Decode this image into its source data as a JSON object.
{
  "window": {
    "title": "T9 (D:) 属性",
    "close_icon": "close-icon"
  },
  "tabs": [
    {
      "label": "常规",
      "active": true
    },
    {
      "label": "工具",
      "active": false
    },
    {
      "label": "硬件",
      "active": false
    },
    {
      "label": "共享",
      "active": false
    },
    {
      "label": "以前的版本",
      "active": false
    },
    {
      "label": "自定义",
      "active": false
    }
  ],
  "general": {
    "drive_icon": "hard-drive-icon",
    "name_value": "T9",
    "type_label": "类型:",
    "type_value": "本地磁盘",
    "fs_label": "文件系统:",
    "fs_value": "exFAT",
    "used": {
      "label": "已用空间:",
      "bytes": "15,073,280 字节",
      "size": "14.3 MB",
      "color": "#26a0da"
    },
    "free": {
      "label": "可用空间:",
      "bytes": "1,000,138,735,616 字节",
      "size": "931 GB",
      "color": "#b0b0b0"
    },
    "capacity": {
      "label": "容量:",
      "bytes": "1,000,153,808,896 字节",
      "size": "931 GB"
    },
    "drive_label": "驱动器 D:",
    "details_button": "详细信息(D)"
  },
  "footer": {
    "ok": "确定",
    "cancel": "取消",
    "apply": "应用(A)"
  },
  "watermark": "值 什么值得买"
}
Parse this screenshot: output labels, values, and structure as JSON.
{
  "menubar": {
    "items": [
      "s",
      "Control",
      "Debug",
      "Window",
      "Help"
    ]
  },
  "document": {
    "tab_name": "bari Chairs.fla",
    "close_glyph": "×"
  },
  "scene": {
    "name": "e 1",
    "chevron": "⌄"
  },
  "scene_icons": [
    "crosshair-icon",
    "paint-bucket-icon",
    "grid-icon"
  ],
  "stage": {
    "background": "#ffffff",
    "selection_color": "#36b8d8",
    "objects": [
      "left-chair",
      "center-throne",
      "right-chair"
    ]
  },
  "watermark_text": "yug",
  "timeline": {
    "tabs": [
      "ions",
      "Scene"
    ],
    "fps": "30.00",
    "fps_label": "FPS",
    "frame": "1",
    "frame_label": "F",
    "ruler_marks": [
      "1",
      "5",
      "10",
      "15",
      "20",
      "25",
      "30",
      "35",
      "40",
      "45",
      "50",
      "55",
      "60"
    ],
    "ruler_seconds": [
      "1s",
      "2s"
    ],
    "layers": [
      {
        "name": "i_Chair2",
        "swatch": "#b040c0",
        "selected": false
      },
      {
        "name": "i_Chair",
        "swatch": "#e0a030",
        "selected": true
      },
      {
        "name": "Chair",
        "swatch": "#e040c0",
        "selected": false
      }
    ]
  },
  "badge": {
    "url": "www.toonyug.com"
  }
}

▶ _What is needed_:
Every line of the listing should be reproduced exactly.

▶ _Solution_:
Decode this image into its source data as a JSON object.
{
  "window": {
    "title": "T9 (D:) 属性",
    "close_icon": "close-icon"
  },
  "tabs": [
    {
      "label": "常规",
      "active": true
    },
    {
      "label": "工具",
      "active": false
    },
    {
      "label": "硬件",
      "active": false
    },
    {
      "label": "共享",
      "active": false
    },
    {
      "label": "以前的版本",
      "active": false
    },
    {
      "label": "自定义",
      "active": false
    }
  ],
  "general": {
    "drive_icon": "hard-drive-icon",
    "name_value": "T9",
    "type_label": "类型:",
    "type_value": "本地磁盘",
    "fs_label": "文件系统:",
    "fs_value": "exFAT",
    "used": {
      "label": "已用空间:",
      "bytes": "15,073,280 字节",
      "size": "14.3 MB",
      "color": "#26a0da"
    },
    "free": {
      "label": "可用空间:",
      "bytes": "1,000,138,735,616 字节",
      "size": "931 GB",
      "color": "#b0b0b0"
    },
    "capacity": {
      "label": "容量:",
      "bytes": "1,000,153,808,896 字节",
      "size": "931 GB"
    },
    "drive_label": "驱动器 D:",
    "details_button": "详细信息(D)"
  },
  "footer": {
    "ok": "确定",
    "cancel": "取消",
    "apply": "应用(A)"
  },
  "watermark": "值 什么值得买"
}
Parse this screenshot: output labels, values, and structure as JSON.
{
  "menubar": {
    "items": [
      "s",
      "Control",
      "Debug",
      "Window",
      "Help"
    ]
  },
  "document": {
    "tab_name": "bari Chairs.fla",
    "close_glyph": "×"
  },
  "scene": {
    "name": "e 1",
    "chevron": "⌄"
  },
  "scene_icons": [
    "crosshair-icon",
    "paint-bucket-icon",
    "grid-icon"
  ],
  "stage": {
    "background": "#ffffff",
    "selection_color": "#36b8d8",
    "objects": [
      "left-chair",
      "center-throne",
      "right-chair"
    ]
  },
  "watermark_text": "yug",
  "timeline": {
    "tabs": [
      "ions",
      "Scene"
    ],
    "fps": "30.00",
    "fps_label": "FPS",
    "frame": "1",
    "frame_label": "F",
    "ruler_marks": [
      "1",
      "5",
      "10",
      "15",
      "20",
      "25",
      "30",
      "35",
      "40",
      "45",
      "50",
      "55",
      "60"
    ],
    "ruler_seconds": [
      "1s",
      "2s"
    ],
    "layers": [
      {
        "name": "i_Chair2",
        "swatch": "#b040c0",
        "selected": false
      },
      {
        "name": "i_Chair",
        "swatch": "#e0a030",
        "selected": true
      },
      {
        "name": "Chair",
        "swatch": "#e040c0",
        "selected": false
      }
    ]
  },
  "badge": {
    "url": "www.toonyug.com"
  }
}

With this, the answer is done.